Exercise — The whole listing below must be printed again exactly, images excluded.

Data extract —
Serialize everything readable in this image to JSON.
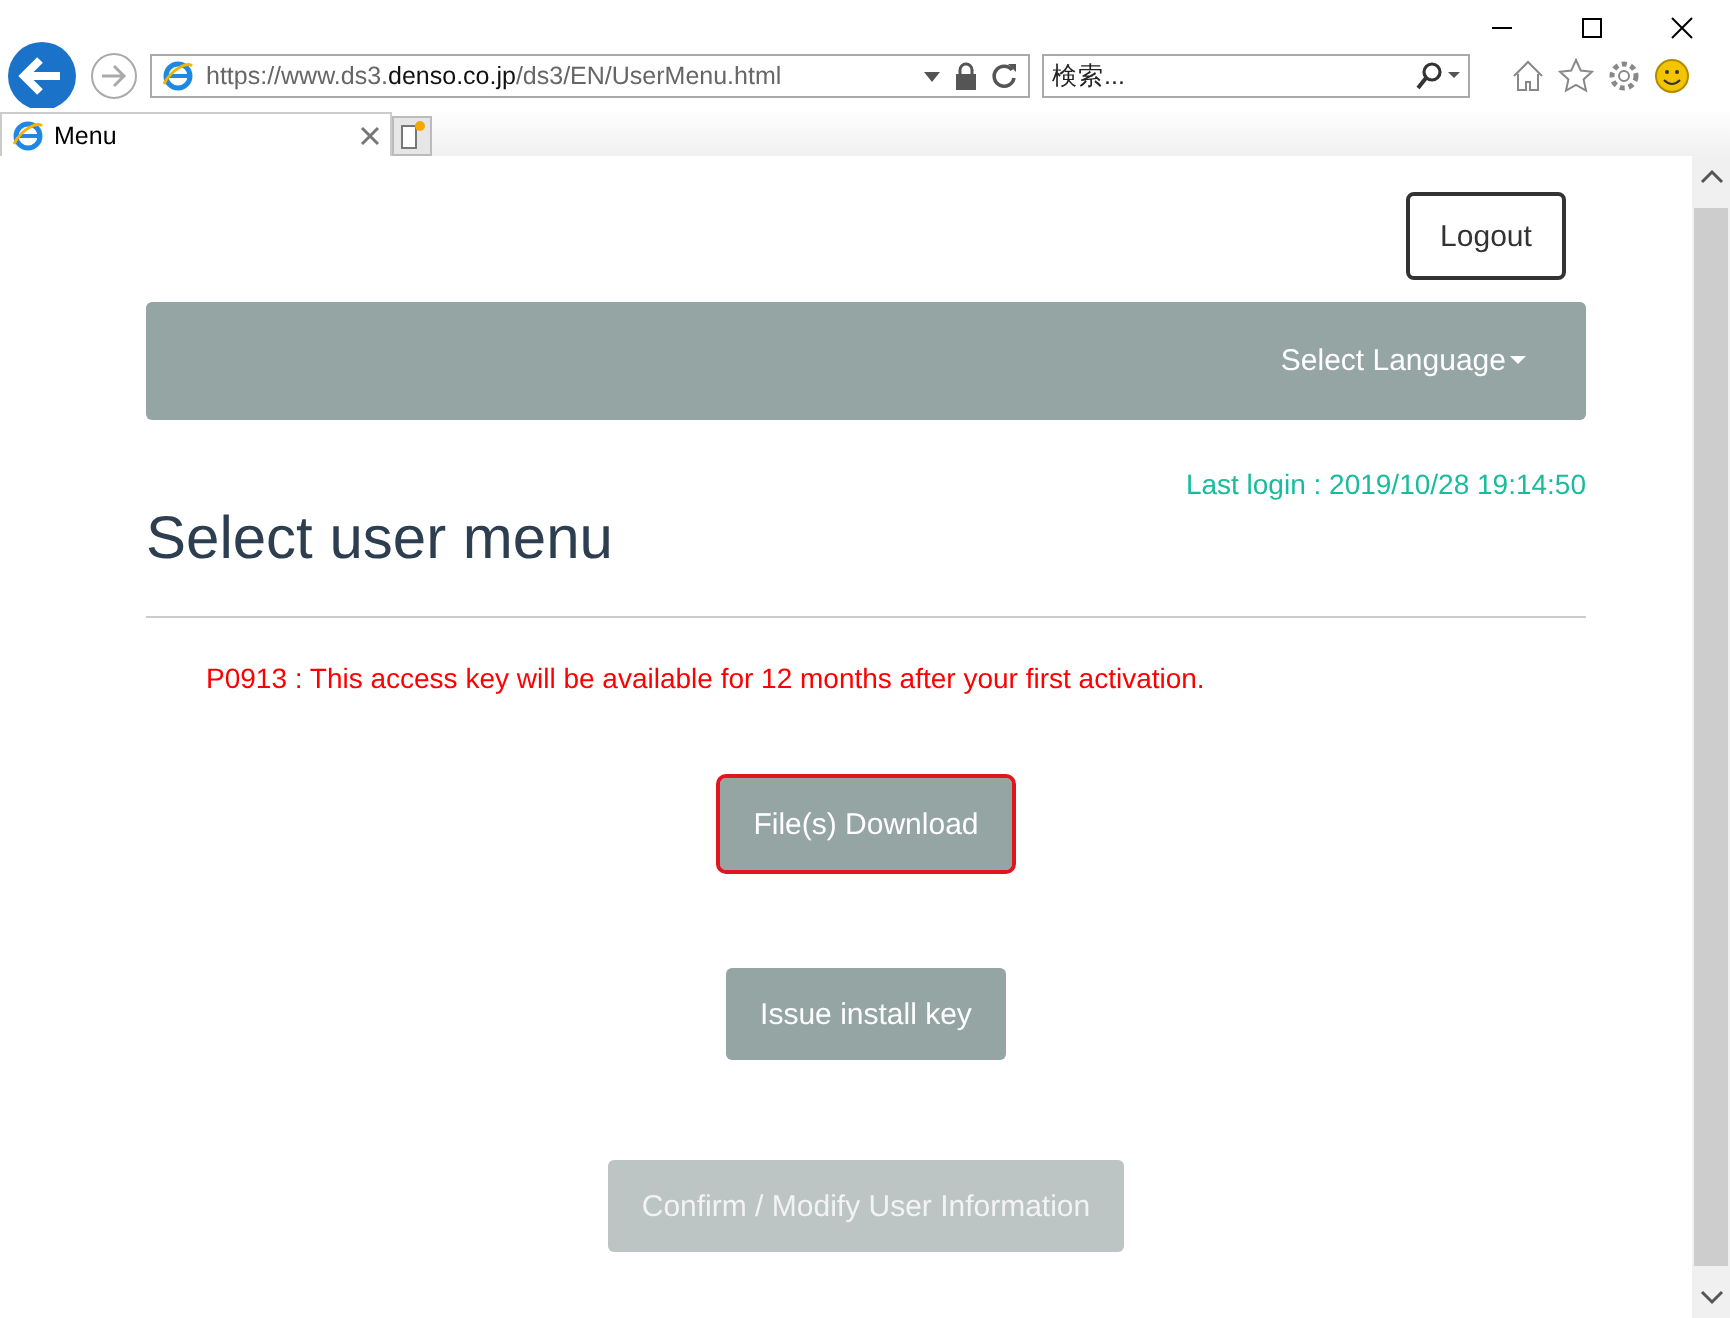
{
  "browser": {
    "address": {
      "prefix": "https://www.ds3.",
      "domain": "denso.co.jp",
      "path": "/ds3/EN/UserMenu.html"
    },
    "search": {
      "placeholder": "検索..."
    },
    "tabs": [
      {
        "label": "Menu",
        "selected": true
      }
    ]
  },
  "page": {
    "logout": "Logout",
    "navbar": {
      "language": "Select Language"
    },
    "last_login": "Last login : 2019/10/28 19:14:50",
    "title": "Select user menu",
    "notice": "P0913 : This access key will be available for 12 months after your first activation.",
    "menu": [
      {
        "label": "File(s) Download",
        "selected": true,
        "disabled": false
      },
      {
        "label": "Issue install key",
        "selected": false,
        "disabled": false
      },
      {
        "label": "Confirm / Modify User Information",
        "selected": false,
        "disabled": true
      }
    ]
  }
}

Exercise answer —
Serialize everything readable in this image to JSON.
{
  "browser": {
    "address": {
      "prefix": "https://www.ds3.",
      "domain": "denso.co.jp",
      "path": "/ds3/EN/UserMenu.html"
    },
    "search": {
      "placeholder": "検索..."
    },
    "tabs": [
      {
        "label": "Menu",
        "selected": true
      }
    ]
  },
  "page": {
    "logout": "Logout",
    "navbar": {
      "language": "Select Language"
    },
    "last_login": "Last login : 2019/10/28 19:14:50",
    "title": "Select user menu",
    "notice": "P0913 : This access key will be available for 12 months after your first activation.",
    "menu": [
      {
        "label": "File(s) Download",
        "selected": true,
        "disabled": false
      },
      {
        "label": "Issue install key",
        "selected": false,
        "disabled": false
      },
      {
        "label": "Confirm / Modify User Information",
        "selected": false,
        "disabled": true
      }
    ]
  }
}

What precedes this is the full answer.